Trade figures recently released for the first quarter of 2021 (1Q2021) provide worrying clues as to the impact of both COVID-19 and Brexit on the Midlands economy. One thing that is clear is that long-term planning has never been harder – previous economic trends have been blown out of the water by the pandemic lockdowns, the uncertainty of the transition period, and the confusion of post-Brexit trading.
The Midlands generates around £239 billion annually for the UK, making it an economy roughly the size of Denmark’s, and serves a population greater than Scotland, Wales and Northern Ireland combined. It also generates 22% of England’s exports – more than any other English region.
However, the West Midlands was the worst-hit region in the first Covid-19 wave, and in 2020 had the second fastest year on year decrease in exports of any UK region.
The East Midlands saw a huge 12.45% decline in economic output in 2020, with only the West Midlands (-13.58%) and Yorkshire & Humberside (-12.77%) being worse.
The number of exporting companies in the Midlands fell in 2020 compared to 2019. Not surprising perhaps given everything that’s going on, but is this a result of Brexit or of the COVID-19 pandemic?
In the East Midlands the number of companies exporting to the EU fell by 12% while in the West Midlands it was a fall of 10.4%. This contrasts with a fall of less than 5% for both East and West Midlands in non-EU exporting companies in 2020 compared to 2019.
If the declines in exporting were solely down to the pandemic lockdowns, it would be reasonable to expect similar impact on EU and non-EU exports. This is clearly not the case with EU exporting companies seeing a decline of more than double that of non-EU exporters, indicating the massive impact Brexit is already having on the region.
Regional data for the export of goods shows a complex pattern for the Midlands region (East and West Midlands combined) – see Figure 1.
Regional data for the first quarter of 2021 are not yet available but we do know that for the UK as a whole exports of goods fell by 9.4% in 1Q2021 compared to 1Q2020 and 13.9% compared to 1Q2018.
Data for 2019 and 2020 were strongly impacted by the end of the transition period and coronavirus so 1Q2018 data provides a better comparison. We can therefore project the 1Q2021 exports from the Midlands by applying the national 13.9% fall in exports to the 1Q2018 data for the Midlands – see the shaded area in Figure 1.

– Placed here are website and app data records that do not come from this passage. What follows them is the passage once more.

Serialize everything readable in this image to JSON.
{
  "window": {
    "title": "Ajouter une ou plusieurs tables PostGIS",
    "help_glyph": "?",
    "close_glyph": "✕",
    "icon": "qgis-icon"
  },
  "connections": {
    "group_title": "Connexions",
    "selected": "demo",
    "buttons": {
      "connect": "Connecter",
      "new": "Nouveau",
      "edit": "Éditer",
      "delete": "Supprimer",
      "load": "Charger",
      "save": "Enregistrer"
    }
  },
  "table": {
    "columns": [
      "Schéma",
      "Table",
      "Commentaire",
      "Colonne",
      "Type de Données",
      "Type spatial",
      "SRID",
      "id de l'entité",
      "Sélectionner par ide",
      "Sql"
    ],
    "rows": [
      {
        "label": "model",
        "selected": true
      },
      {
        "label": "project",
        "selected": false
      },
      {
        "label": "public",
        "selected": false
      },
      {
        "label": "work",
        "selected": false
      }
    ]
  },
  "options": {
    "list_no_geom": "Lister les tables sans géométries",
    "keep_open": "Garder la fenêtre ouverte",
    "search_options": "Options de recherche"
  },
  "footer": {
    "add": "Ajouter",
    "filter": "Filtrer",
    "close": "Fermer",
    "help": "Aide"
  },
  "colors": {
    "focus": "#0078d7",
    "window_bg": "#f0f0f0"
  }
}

Looking at exports from the Midlands from 2013 until the Brexit referendum (23 June 2016) shows a flat trend for exports to non-EU countries, and a steadily increasing trend for exports to the EU (Figure 2).
Figure 2: Pre-Brexit Referendum Exports from the Midlands
After the Brexit referendum the trend is seriously downwards for both EU and non-EU exports from the Midlands (Figure 3).
Figure 3: Post-Brexit Referendum Exports from the Midlands
According to the latest Business Barometer from Lloyds Bank Commercial Banking, business confidence in the East Midlands rose by 20 points to 40 per cent, the biggest increase for more than three years, while in the East Midlands business confidence was at its highest since September 2015.
This confidence is based largely on the roll-back of COVID-19 restrictions so must be treated with caution – a surge of cases associated with the “Indian variant” for example, could soon derail this sense of business optimism.
Trade data for the Midlands provide confusing, mixed signals: high levels of business confidence while exports are trending downwards.
Separating the impact of the COVID-19 lockdown measures from the massive consequences of Brexit is close to impossible at this time. However, if the drop in exports was primarily COVID related we would expect to see exports to the EU and non-EU equally affected. Instead exports to the EU fell by around 11% (10.4% in the West Midlands, 12% in the East Midlands) while non-EU exports only fell by less than 5%, indicating a profound Brexit impact.
It’s hard to argue that these trade consequences are still Brexit “teething problems” rather than long-lasting, structural changes, and business optimism driven by a lock-down easing feel-good factor is unlikely to be sufficient to counter these underlying structural changes.
Time will tell, but has it ever been more difficult for businesses in the Midlands to plan for the long-term?